Today, the Thames river is a thriving ecosystem “home to myriad wildlife as diverse as London itself,” the Zoological Society of London says in its State of the Thames report.
Parts of the Thames river were declared “biologically dead” in 1957
There are sharks in the River Thames.
Though parts of the river were declared “biologically dead” in 1957, the Thames is now home to three kinds of sharks: the tope, starry smooth-hound and spurdog, according to the Zoological Society of London.
Today, the river is a thriving ecosystem “home to myriad wildlife as diverse as London itself,” the ZSL says in its State of the Thames report, a comprehensive look at the waterway from the 1950s to the present day. The 215-mile river now supports 115 species of fish and wildlife from seahorses to seals.
While the Thames is no longer “nearly devoid of life,” climate change threatens the ecosystem and the animals depending on it. The ZSL, a charity devoted to the worldwide conservation of animals, launched the Greater Thames Shark Project in 2020 to collect data on the endangered shark species that live in the outer estuary. People fishing in the river who catch a shark with a yellow tag on its fin are encouraged to record details about the animal online.

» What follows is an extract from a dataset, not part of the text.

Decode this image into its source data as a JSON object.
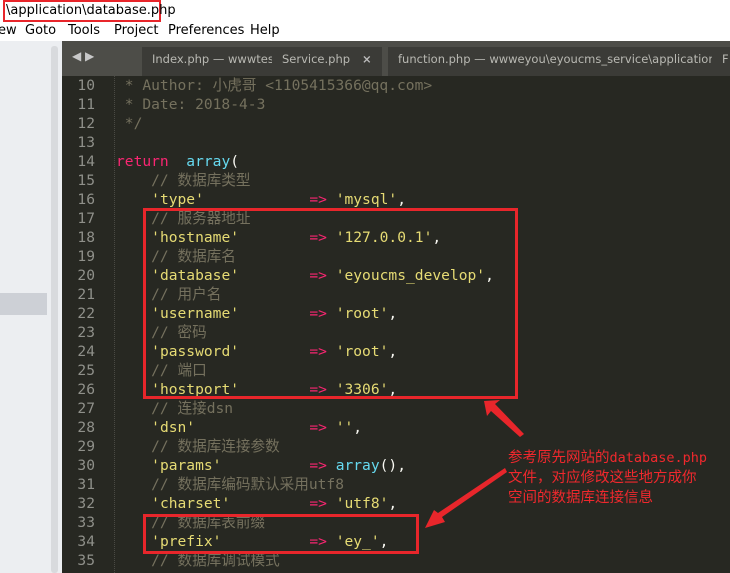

Comments Tope sharks can grow to more than 6 feet long and can live for over 50 years. The species is classified as critically endangered around the world, according to the IUCN Red List of Threatened Species. The other two shark species found in the Thames are smaller and also in jeopardy. Starry smooth-hound sharks have recently been designated as near threatened. The spurdog has been made vulnerable to extinction due to overfishing.